[[ Supplied records, beginning ]]
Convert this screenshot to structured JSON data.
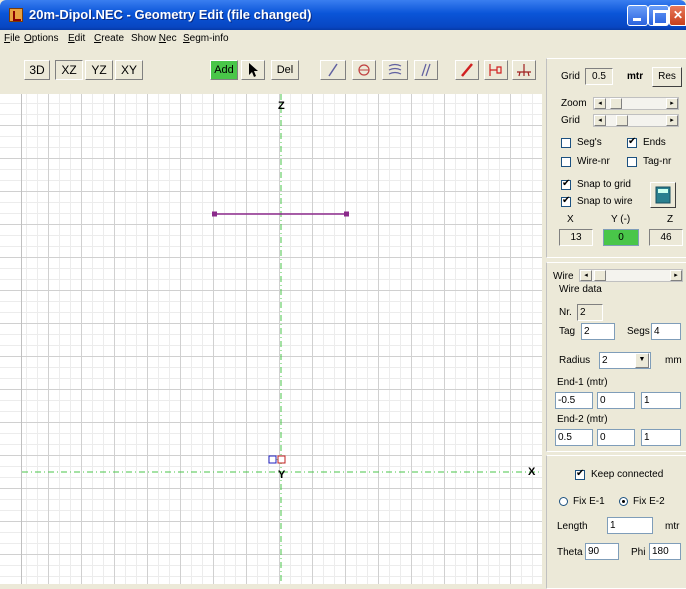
{
  "window": {
    "title": "20m-Dipol.NEC - Geometry Edit (file changed)"
  },
  "menu": [
    {
      "prefix": "",
      "accel": "F",
      "rest": "ile"
    },
    {
      "prefix": "",
      "accel": "O",
      "rest": "ptions"
    },
    {
      "prefix": "",
      "accel": "E",
      "rest": "dit"
    },
    {
      "prefix": "",
      "accel": "C",
      "rest": "reate"
    },
    {
      "prefix": "Show ",
      "accel": "N",
      "rest": "ec"
    },
    {
      "prefix": "",
      "accel": "S",
      "rest": "egm-info"
    }
  ],
  "toolbar": {
    "view_3d": "3D",
    "view_xz": "XZ",
    "view_yz": "YZ",
    "view_xy": "XY",
    "add": "Add",
    "del": "Del"
  },
  "canvas": {
    "z_label": "Z",
    "y_label": "Y",
    "x_label": "X"
  },
  "panel": {
    "grid_label": "Grid",
    "grid_value": "0.5",
    "grid_unit": "mtr",
    "res_button": "Res",
    "zoom_label": "Zoom",
    "grid_slider_label": "Grid",
    "segs_label": "Seg's",
    "segs_checked": false,
    "ends_label": "Ends",
    "ends_checked": true,
    "wirenr_label": "Wire-nr",
    "wirenr_checked": false,
    "tagnr_label": "Tag-nr",
    "tagnr_checked": false,
    "snap_grid_label": "Snap to grid",
    "snap_grid_checked": true,
    "snap_wire_label": "Snap to wire",
    "snap_wire_checked": true,
    "x_header": "X",
    "y_header": "Y (-)",
    "z_header": "Z",
    "x_value": "13",
    "y_value": "0",
    "z_value": "46"
  },
  "wire": {
    "wire_label": "Wire",
    "wire_data_label": "Wire data",
    "nr_label": "Nr.",
    "nr_value": "2",
    "tag_label": "Tag",
    "tag_value": "2",
    "segs_label": "Segs",
    "segs_value": "4",
    "radius_label": "Radius",
    "radius_value": "2",
    "radius_unit": "mm",
    "end1_label": "End-1 (mtr)",
    "end1": [
      "-0.5",
      "0",
      "1"
    ],
    "end2_label": "End-2 (mtr)",
    "end2": [
      "0.5",
      "0",
      "1"
    ]
  },
  "bottom": {
    "keep_label": "Keep connected",
    "keep_checked": true,
    "fixe1_label": "Fix E-1",
    "fixe2_label": "Fix E-2",
    "length_label": "Length",
    "length_value": "1",
    "length_unit": "mtr",
    "theta_label": "Theta",
    "theta_value": "90",
    "phi_label": "Phi",
    "phi_value": "180"
  },
  "colors": {
    "wire": "#8b2a8b",
    "axis": "#49c649",
    "titlebar": "#0a55d8",
    "add_button": "#49c649"
  },
  "icons": [
    "app-icon",
    "minimize-icon",
    "maximize-icon",
    "close-icon",
    "pointer-arrow-icon",
    "line-tool-icon",
    "circle-tool-icon",
    "helix-tool-icon",
    "parallel-wires-icon",
    "pencil-icon",
    "source-icon",
    "ground-icon",
    "calculator-icon"
  ]
}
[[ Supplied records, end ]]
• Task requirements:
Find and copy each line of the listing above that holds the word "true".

• Task result:
    "ends_checked": true,
    "snap_grid_checked": true,
    "snap_wire_checked": true,
    "keep_checked": true,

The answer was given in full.